“Everybody in our generation uses it,” she and her brother shrugged. The concept was so embedded in their mental landscape they literally couldn't recall when it first entered their vocabulary or their hearts. A little skeptical, I pressed further. As we talked it became clear Alex and James understood the term perfectly and were serious in claiming it for themselves.
They spoke quickly and surely of a despair brought on by “the politicians, the planet, all that stuff….” They had learned the climate tipping point would hit within their lifetimes and felt helpless in the face of catastrophe. Alex described a moment when she'd been trapped underwater beneath a piece of equipment, unable to breathe. She said she suddenly realized "We all die and in the end nothing really matters." Her brother had seen her tumble and rescued her, but both were shaken by the incident.
While they agreed on the bleakness of their likely future, they sparred a bit on meaninglessness. Neither sees religion contributing anything of value to the conversation. Instead they find hope in music, glimpses of beauty and moments when people come together spontaneously on behalf of kindness.
Their generation's angst finds expression in musicals like Dear Evan Hansen, a Broadway hit chronicling high school students' desperate search for meaning and belonging in the wake of a classmate's suicide.. An adult friend of mine saw the show recently and lamented its despair; James and Alex cite it as a source of strength. They hear their struggles echoed in songs like You Will Be Found:
Have you ever felt like nobody was there?

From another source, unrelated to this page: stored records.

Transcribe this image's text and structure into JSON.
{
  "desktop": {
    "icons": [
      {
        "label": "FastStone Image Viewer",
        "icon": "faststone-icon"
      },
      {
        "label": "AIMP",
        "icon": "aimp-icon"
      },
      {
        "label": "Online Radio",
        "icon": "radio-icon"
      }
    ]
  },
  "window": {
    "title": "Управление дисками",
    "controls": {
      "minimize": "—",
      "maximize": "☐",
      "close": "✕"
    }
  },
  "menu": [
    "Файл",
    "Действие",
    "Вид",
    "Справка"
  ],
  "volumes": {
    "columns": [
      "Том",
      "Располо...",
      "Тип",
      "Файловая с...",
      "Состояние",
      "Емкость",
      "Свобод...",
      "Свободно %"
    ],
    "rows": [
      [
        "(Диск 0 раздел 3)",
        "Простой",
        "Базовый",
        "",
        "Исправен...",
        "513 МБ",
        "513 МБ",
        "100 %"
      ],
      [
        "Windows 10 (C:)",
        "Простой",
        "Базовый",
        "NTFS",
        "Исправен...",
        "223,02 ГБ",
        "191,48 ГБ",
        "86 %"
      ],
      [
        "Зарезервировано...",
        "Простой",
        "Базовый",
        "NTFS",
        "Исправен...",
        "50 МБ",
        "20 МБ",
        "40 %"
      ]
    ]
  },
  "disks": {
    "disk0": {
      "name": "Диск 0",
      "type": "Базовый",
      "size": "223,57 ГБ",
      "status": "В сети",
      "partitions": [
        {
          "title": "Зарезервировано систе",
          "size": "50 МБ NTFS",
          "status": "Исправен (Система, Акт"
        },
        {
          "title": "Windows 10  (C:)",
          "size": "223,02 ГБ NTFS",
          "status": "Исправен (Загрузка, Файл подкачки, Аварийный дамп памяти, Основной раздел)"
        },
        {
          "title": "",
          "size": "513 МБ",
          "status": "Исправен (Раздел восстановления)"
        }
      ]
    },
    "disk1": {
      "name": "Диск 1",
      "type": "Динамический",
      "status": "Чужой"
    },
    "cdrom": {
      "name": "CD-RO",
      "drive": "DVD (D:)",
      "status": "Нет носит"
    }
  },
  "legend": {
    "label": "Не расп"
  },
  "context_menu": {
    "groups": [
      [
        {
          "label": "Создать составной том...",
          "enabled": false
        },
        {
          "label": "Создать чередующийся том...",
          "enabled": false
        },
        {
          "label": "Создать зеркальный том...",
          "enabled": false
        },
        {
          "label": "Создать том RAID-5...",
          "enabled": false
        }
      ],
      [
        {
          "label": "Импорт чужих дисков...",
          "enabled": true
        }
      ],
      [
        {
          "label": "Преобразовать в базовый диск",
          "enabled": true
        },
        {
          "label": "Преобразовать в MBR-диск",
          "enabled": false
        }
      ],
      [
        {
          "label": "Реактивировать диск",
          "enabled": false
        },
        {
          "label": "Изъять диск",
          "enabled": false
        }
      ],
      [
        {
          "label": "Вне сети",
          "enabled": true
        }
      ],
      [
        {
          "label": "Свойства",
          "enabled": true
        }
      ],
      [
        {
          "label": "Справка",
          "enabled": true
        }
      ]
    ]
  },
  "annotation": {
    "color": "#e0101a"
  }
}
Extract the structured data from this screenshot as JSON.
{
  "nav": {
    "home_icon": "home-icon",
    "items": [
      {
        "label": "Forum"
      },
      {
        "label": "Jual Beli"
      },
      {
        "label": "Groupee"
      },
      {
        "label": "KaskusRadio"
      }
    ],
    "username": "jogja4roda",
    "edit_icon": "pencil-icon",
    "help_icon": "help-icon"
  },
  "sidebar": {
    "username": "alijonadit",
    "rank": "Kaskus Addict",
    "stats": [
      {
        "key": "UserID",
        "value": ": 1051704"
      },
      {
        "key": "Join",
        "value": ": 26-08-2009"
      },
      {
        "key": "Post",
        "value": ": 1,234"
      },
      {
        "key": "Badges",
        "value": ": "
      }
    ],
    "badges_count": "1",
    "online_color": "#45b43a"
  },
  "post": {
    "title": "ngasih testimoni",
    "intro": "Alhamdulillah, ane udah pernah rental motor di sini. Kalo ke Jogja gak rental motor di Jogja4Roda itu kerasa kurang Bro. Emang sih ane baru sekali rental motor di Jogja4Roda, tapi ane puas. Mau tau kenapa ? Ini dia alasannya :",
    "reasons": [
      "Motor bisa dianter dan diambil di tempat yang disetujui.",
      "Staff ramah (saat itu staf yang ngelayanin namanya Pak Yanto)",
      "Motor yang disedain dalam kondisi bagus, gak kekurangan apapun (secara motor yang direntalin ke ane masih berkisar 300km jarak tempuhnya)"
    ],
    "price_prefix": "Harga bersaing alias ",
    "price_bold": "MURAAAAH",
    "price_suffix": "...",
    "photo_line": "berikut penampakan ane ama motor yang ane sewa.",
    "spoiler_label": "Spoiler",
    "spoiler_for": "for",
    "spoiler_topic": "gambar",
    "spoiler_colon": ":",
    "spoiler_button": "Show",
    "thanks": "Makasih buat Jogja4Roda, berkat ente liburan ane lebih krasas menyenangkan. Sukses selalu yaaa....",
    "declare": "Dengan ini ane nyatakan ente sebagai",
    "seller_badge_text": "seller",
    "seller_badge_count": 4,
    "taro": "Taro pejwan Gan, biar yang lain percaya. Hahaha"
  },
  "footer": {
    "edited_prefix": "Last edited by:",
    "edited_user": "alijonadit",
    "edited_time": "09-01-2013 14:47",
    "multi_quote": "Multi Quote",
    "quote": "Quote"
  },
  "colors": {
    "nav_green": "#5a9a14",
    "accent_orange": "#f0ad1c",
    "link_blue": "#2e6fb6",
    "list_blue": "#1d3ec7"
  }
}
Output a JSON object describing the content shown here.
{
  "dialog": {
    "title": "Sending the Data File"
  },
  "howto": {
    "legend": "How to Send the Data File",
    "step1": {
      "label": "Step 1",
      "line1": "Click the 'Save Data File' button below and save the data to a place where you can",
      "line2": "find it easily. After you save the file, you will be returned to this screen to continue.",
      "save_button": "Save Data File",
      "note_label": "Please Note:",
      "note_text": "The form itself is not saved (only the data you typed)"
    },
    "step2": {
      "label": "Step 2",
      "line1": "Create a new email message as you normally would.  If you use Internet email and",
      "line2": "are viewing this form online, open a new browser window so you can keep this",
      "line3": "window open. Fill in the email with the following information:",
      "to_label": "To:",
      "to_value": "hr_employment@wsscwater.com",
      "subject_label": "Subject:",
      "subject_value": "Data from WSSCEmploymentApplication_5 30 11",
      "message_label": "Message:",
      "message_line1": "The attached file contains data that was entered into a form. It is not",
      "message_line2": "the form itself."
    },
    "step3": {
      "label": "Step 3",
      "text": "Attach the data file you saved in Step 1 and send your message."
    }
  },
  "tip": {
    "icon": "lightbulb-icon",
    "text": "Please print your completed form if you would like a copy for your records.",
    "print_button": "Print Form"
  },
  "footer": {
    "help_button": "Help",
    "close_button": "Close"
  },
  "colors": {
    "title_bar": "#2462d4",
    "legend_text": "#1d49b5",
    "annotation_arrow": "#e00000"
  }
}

Have you ever felt forgotten in the middle of nowhere?
Have you ever felt like you could disappear?
Like you could fall, and no one would hear?
Later verses express their hope:
Even when the dark comes crashing through
When you need a friend to carry you
And when you're broken on the ground
You will be found.
James and Alex are well resourced and well nurtured, but they suffer from what Viktor Frankl calls “existential stress.” They feel betrayed by the universe and the adults who are supposed to be watching out for them. They are searching for a coherent vision in a world that offers too many cynical and confusing choices. When asked what they considered the purpose of life, they answered, "To be happy - and to make a positive difference." I was impressed. When I inquired about the percentage of their classmates who would have a similar response, they hesitated. "Some of them don't think about much of anything," James said ruefully.
Alex and James are exceptionally articulate and obviously comfortable with big questions. They are clearly finding their way, at least so far. Not all young people are so fortunate, as our rising teen suicide rate attests.
Research indicates a sense of meaning and purpose is essential for humans to truly thrive. Yet only one in five high school students and one in three college students studied claimed a clear sense of purpose.
Most of Alex and James' conversations on the topic have been with peers rather than adults; many took place online. Every young person can benefit from a wise mentor as they begin this critical search. William Damon in The Path To Purpose notes that adults cannot create a sense of purpose for children, but we can offer options. At the very least we can learn how to get out of the way and quit putting up false road signs.
We can tell stories that are true, share visions that matter and bear witness to suffering and hope. If we're willing to do our own internal work we may even be able to be a Yoda for some young person. May we all be found in the process.